Go through the data below and copy each line that includes "Konsorsium".

━━━━━━━━━━

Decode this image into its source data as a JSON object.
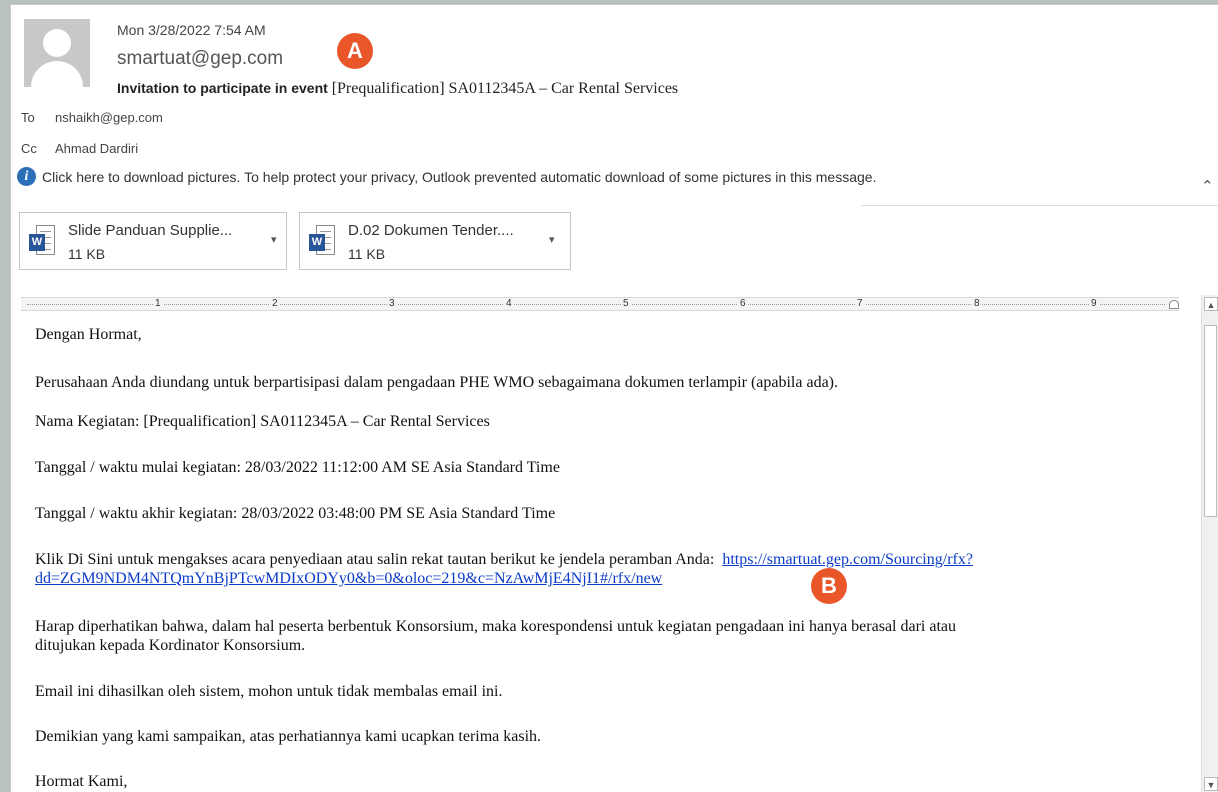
{
  "header": {
    "date": "Mon 3/28/2022 7:54 AM",
    "from": "smartuat@gep.com",
    "subject_lead": "Invitation to participate in event",
    "subject_rest": "[Prequalification]  SA0112345A  – Car Rental Services",
    "to_label": "To",
    "to_value": "nshaikh@gep.com",
    "cc_label": "Cc",
    "cc_value": "Ahmad Dardiri",
    "info_bar": "Click here to download pictures. To help protect your privacy, Outlook prevented automatic download of some pictures in this message."
  },
  "attachments": [
    {
      "name": "Slide Panduan Supplie...",
      "size": "11 KB",
      "icon": "W"
    },
    {
      "name": "D.02 Dokumen Tender....",
      "size": "11 KB",
      "icon": "W"
    }
  ],
  "ruler": {
    "numbers": [
      "1",
      "2",
      "3",
      "4",
      "5",
      "6",
      "7",
      "8",
      "9"
    ]
  },
  "body": {
    "greeting": "Dengan Hormat,",
    "p1": "Perusahaan Anda diundang untuk berpartisipasi dalam pengadaan PHE WMO sebagaimana dokumen terlampir (apabila ada).",
    "p2": "Nama Kegiatan: [Prequalification] SA0112345A – Car Rental Services",
    "p3": "Tanggal / waktu mulai kegiatan: 28/03/2022 11:12:00 AM SE Asia Standard Time",
    "p4": "Tanggal / waktu akhir kegiatan: 28/03/2022 03:48:00 PM SE Asia Standard Time",
    "p5_text": "Klik Di Sini untuk mengakses acara penyediaan atau salin rekat tautan berikut ke jendela peramban Anda:",
    "p5_link_line1": "https://smartuat.gep.com/Sourcing/rfx?",
    "p5_link_line2": "dd=ZGM9NDM4NTQmYnBjPTcwMDIxODYy0&b=0&oloc=219&c=NzAwMjE4NjI1#/rfx/new",
    "p6_line1": "Harap diperhatikan bahwa, dalam hal peserta berbentuk Konsorsium, maka korespondensi untuk kegiatan pengadaan ini hanya berasal dari atau",
    "p6_line2": "ditujukan kepada Kordinator Konsorsium.",
    "p7": "Email ini dihasilkan oleh sistem, mohon untuk tidak membalas email ini.",
    "p8": "Demikian yang kami sampaikan, atas perhatiannya kami ucapkan terima kasih.",
    "closing": "Hormat Kami,"
  },
  "markers": {
    "a": "A",
    "b": "B"
  },
  "colors": {
    "marker": "#e8562a",
    "link": "#0b3cc9",
    "info_icon": "#2b6fb8",
    "word_icon": "#2a5699"
  }
}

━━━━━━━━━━

ANSWER FOR THIS EXERCISE
    "p6_line1": "Harap diperhatikan bahwa, dalam hal peserta berbentuk Konsorsium, maka korespondensi untuk kegiatan pengadaan ini hanya berasal dari atau",
    "p6_line2": "ditujukan kepada Kordinator Konsorsium.",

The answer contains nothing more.